Pressure to perform a weight on Felipe Massa's mind to stay at Ferrari
Ferrari are keen to keep him on roster, but on one condition - Brazilian must improve his track performance
Nice to see Mark Webber at Silverstone at the weekend. He was wandering around the grid of the MotoGP seemingly without a care in the world, which compared to the average F1 driver is probably true.
Webber has, of course, decided to race away from Formula One next year, but for those whose ambitions only encompass the top of the tree it's an anxious time. It's especially anxious if you are an under-pressure Ferrari driver in the hothouse atmosphere of Monza.
You have to feel sorry for Felipe Massa, who was the recipient of some classic good news/bad news this week from the Ferrari hierarchy. Good news: we want to keep you for next season. Bad news: only if your results improve on the track this year.

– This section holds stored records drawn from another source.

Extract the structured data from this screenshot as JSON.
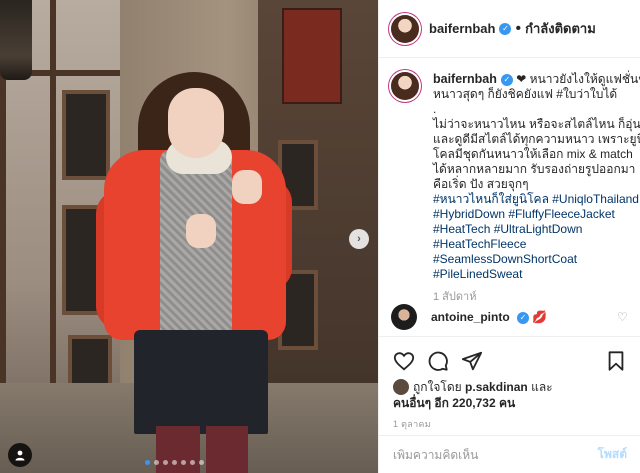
{
  "post": {
    "username": "baifernbah",
    "follow_label": "กำลังติดตาม",
    "separator": "•",
    "caption_lines": [
      "หนาวยังไงให้ดูแฟชั่นชิค",
      "หนาวสุดๆ ก็ยังชิคยังแฟ #ใบว่าใบได้",
      ".",
      "ไม่ว่าจะหนาวไหน หรือจะสไตล์ไหน ก็อุ่น",
      "และดูดีมีสไตล์ได้ทุกความหนาว เพราะยูนิ",
      "โคลมีชุดกันหนาวให้เลือก mix & match",
      "ได้หลากหลายมาก รับรองถ่ายรูปออกมา",
      "คือเริ่ด ปัง สวยจุกๆ"
    ],
    "hashtags": [
      "#หนาวไหนก็ใส่ยูนิโคล #UniqloThailand",
      "#HybridDown #FluffyFleeceJacket",
      "#HeatTech #UltraLightDown",
      "#HeatTechFleece",
      "#SeamlessDownShortCoat",
      "#PileLinedSweat"
    ],
    "caption_time": "1 สัปดาห์",
    "comments": [
      {
        "username": "antoine_pinto",
        "text": "💋"
      }
    ],
    "likes": {
      "prefix": "ถูกใจโดย",
      "first_user": "p.sakdinan",
      "and": "และ",
      "others_label": "คนอื่นๆ อีก",
      "count": "220,732",
      "unit": "คน"
    },
    "date": "1 ตุลาคม",
    "add_comment_placeholder": "เพิ่มความคิดเห็น",
    "post_button": "โพสต์"
  },
  "carousel": {
    "total": 7,
    "active": 0
  },
  "colors": {
    "accent": "#3897f0",
    "link": "#003569",
    "jacket": "#e8432f"
  },
  "icons": [
    "heart-icon",
    "comment-icon",
    "share-icon",
    "bookmark-icon",
    "tag-people-icon",
    "chevron-right-icon",
    "verified-icon"
  ]
}
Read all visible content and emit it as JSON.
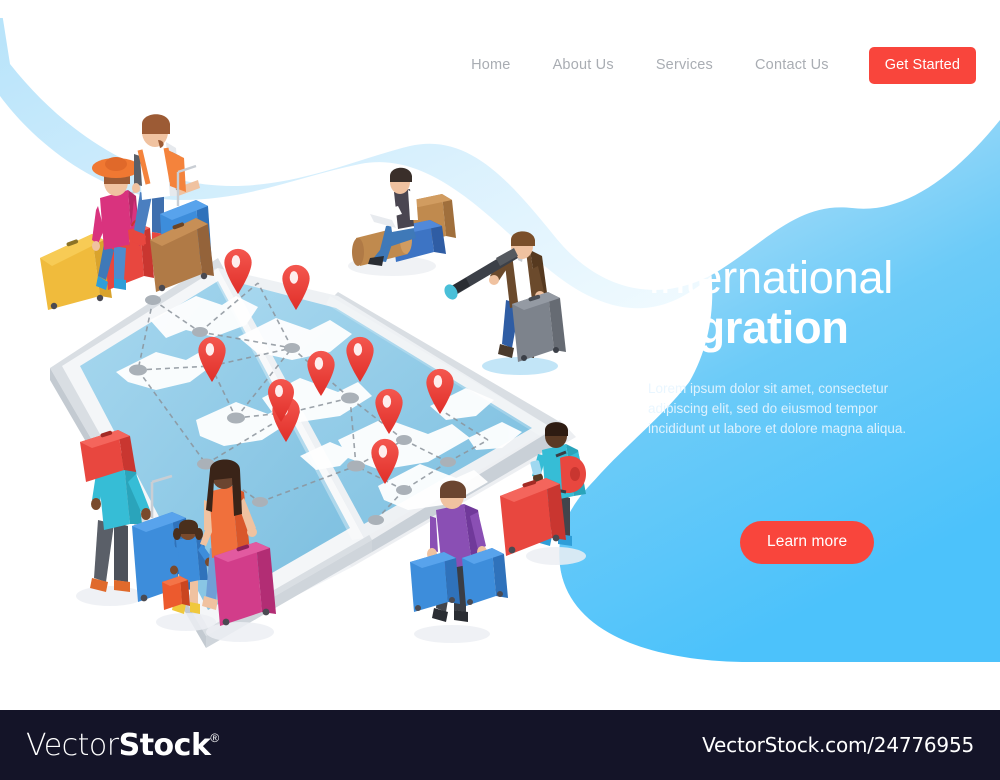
{
  "nav": {
    "links": [
      {
        "label": "Home",
        "name": "nav-link-home"
      },
      {
        "label": "About Us",
        "name": "nav-link-about-us"
      },
      {
        "label": "Services",
        "name": "nav-link-services"
      },
      {
        "label": "Contact Us",
        "name": "nav-link-contact-us"
      }
    ],
    "cta_label": "Get Started"
  },
  "hero": {
    "title_line1": "International",
    "title_line2": "Migration",
    "subtitle": "Lorem ipsum dolor sit amet, consectetur adipiscing elit, sed do eiusmod tempor incididunt ut labore et dolore magna aliqua.",
    "button_label": "Learn more"
  },
  "footer": {
    "logo_part1": "Vector",
    "logo_part2": "Stock",
    "logo_registered": "®",
    "url": "VectorStock.com/24776955"
  },
  "colors": {
    "accent_red": "#f9453c",
    "sky_blue": "#5cc8f8",
    "pale_blue": "#bfe7fb",
    "nav_text": "#a9adb3",
    "hero_text": "#ffffff",
    "footer_bg": "#141428",
    "map_water": "#8ec6e6",
    "map_land": "#ffffff",
    "pin_red": "#ef3b35"
  },
  "illustration": {
    "title": "isometric world map with location pins and travellers",
    "map_pins_count": 10,
    "figures": [
      {
        "name": "figure-couple-travellers",
        "desc": "woman in orange hat with pink top and man with backpack, top left"
      },
      {
        "name": "figure-man-reading-book",
        "desc": "man sitting on luggage reading a book"
      },
      {
        "name": "figure-man-with-telescope",
        "desc": "man with spyglass and grey suitcase"
      },
      {
        "name": "figure-family-of-three",
        "desc": "man with cap, woman and girl with suitcases, bottom left"
      },
      {
        "name": "figure-man-two-blue-bags",
        "desc": "man in purple jacket carrying two blue bags"
      },
      {
        "name": "figure-man-with-phone",
        "desc": "man in teal shirt with phone, backpack and red suitcase"
      }
    ]
  }
}
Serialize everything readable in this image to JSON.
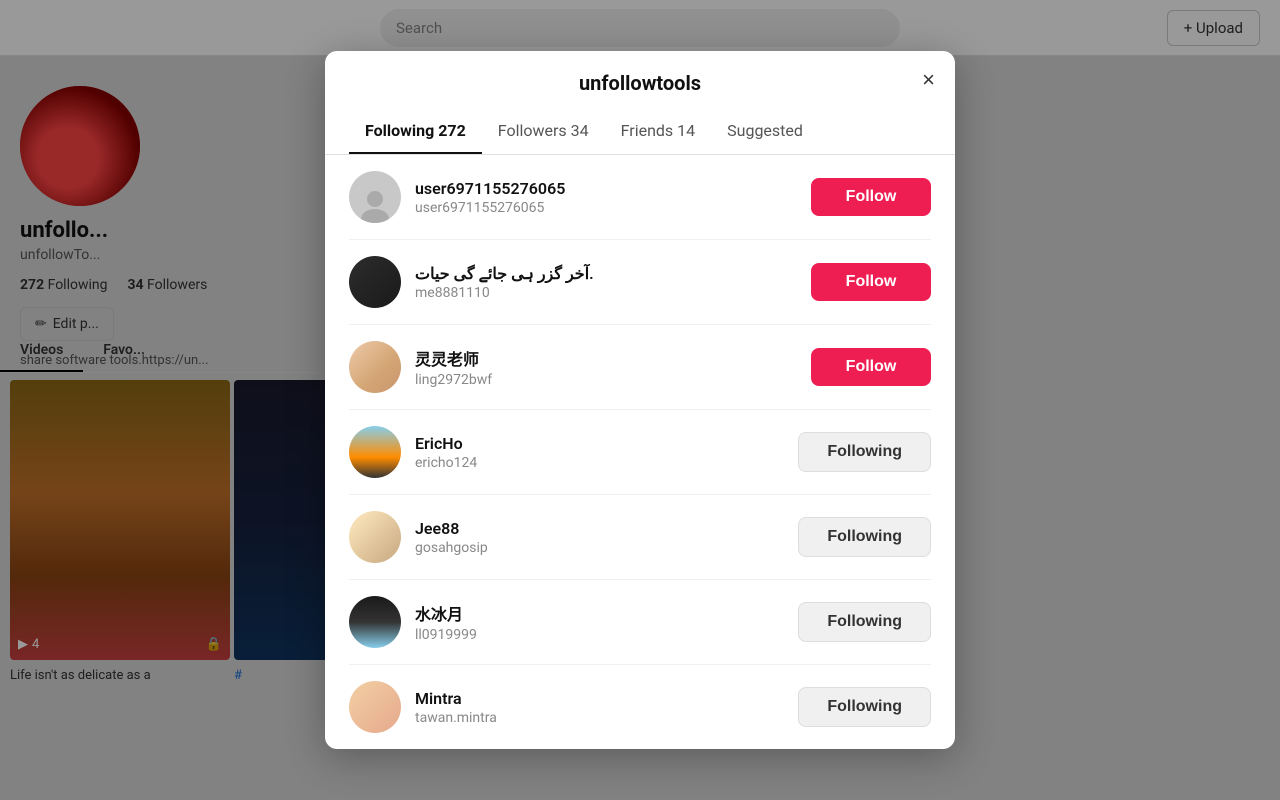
{
  "background": {
    "topbar": {
      "search_placeholder": "Search",
      "upload_label": "+ Upload"
    },
    "profile": {
      "username": "unfollo...",
      "handle": "unfollowTo...",
      "following_count": "272",
      "following_label": "Following",
      "followers_count": "34",
      "followers_label": "Followers",
      "edit_label": "Edit p...",
      "bio": "share software tools.https://un..."
    },
    "tabs": [
      {
        "label": "Videos",
        "active": true
      },
      {
        "label": "Favo...",
        "active": false
      }
    ],
    "video1": {
      "count": "4",
      "caption": "Life isn't as delicate as a"
    },
    "video2": {
      "caption": "#"
    }
  },
  "modal": {
    "title": "unfollowtools",
    "close_label": "×",
    "tabs": [
      {
        "label": "Following 272",
        "active": true
      },
      {
        "label": "Followers 34",
        "active": false
      },
      {
        "label": "Friends 14",
        "active": false
      },
      {
        "label": "Suggested",
        "active": false
      }
    ],
    "users": [
      {
        "id": 1,
        "name": "user6971155276065",
        "handle": "user6971155276065",
        "avatar_class": "avatar-circle-person",
        "status": "follow",
        "button_label": "Follow"
      },
      {
        "id": 2,
        "name": "آخر گزر ہی جائے گی حیات.",
        "handle": "me8881110",
        "avatar_class": "avatar-2",
        "status": "follow",
        "button_label": "Follow"
      },
      {
        "id": 3,
        "name": "灵灵老师",
        "handle": "ling2972bwf",
        "avatar_class": "avatar-3",
        "status": "follow",
        "button_label": "Follow"
      },
      {
        "id": 4,
        "name": "EricHo",
        "handle": "ericho124",
        "avatar_class": "avatar-4",
        "status": "following",
        "button_label": "Following"
      },
      {
        "id": 5,
        "name": "Jee88",
        "handle": "gosahgosip",
        "avatar_class": "avatar-5",
        "status": "following",
        "button_label": "Following"
      },
      {
        "id": 6,
        "name": "水冰月",
        "handle": "ll0919999",
        "avatar_class": "avatar-6",
        "status": "following",
        "button_label": "Following"
      },
      {
        "id": 7,
        "name": "Mintra",
        "handle": "tawan.mintra",
        "avatar_class": "avatar-7",
        "status": "following",
        "button_label": "Following"
      }
    ]
  }
}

Five years ago, he thought he was world champion, only for Lewis Hamilton to snatch the crown on the last bend of the last race in front of his home Brazilian crowd. You can only imagine the psychological damage that would have inflicted.
Since then he has endured a torrid time, not winning a single race and managing only eight podiums. In that time Fernando Alonso has won 11 races in 39 trips to the podium. Massa has also had to come back from the accident that nearly killed him when he was struck in the helmet by a stray spring from another car.
You could understand if this bad luck and misfortune started to mess with your head, and for Massa it seems to have been the case. This time last year he was on the brink of being dumped by Ferrari after a slump in form. He was thinking of quitting the sport altogether.
Instead he engaged the services of a sport psychologist and started to show his unquestioned ability again. He will need to do that again with Ferrari team principal Stefano Domenicali not offering unwavering support in the race for a 2014 seat.
"My favourite choice would be, of course, to keep Felipe," he said. "Felipe is a very good guy - very dedicated to the team. But, of course, we need good results from Felipe."
The stage is set at Ferrari's home race this weekend, with hordes of tifosi in attendance. With an improved car after upgrades delivered at Spa, don't rule out an act of defiance from Massa.
Talking of Ferrari men under pressure, former team boss Jean Todt has to deal with a challenge to his authority at the sport's governing body, the FIA. He is facing an election if he wants to stay president, although he has not indicated yet whether he wants another four-year term.
If he does stand and fight, his opponent will be David Ward, as this column speculated earlier in the season. Standing down from the FIA foundation to fight the election, Ward is a canny politician who once advised the British Labour Party and was a confident of former FIA boss Max Mosley. If he wins, it will be interesting to see if he, like Mosley, takes a more hands-on approach to F1.
Finally, one man who is not under pressure at Ferrari. Alonso may have been upset about the performance of his car this season, but he has found a way to relieve stress and tension. Often the advice from those who know is to take up a hobby. In Alonso's case, being a man of means, he's bought his hobby.
Alonso loves cycling. Like many other drivers, it is a good way of keeping fit outside of the cockpit of the car. This week news emerged that he has bought his own cycling team.
Euskaltel Euskadi are a team based in the Basque area of Spain. He has spent €6 million (HK$61 million) to rescue the team after a sponsorship deal fell through. The team are said to be one of the oldest in the professional ranks, and until recently only allowed Basque riders in the team.
As you will witness this weekend, Alonso is a hero in Italy for his exploits for Ferrari. He is already a legend in Spain for his achievements on four wheels. His actions this week for Spanish sport on two wheels will only increase his standing in the national sporting pantheon.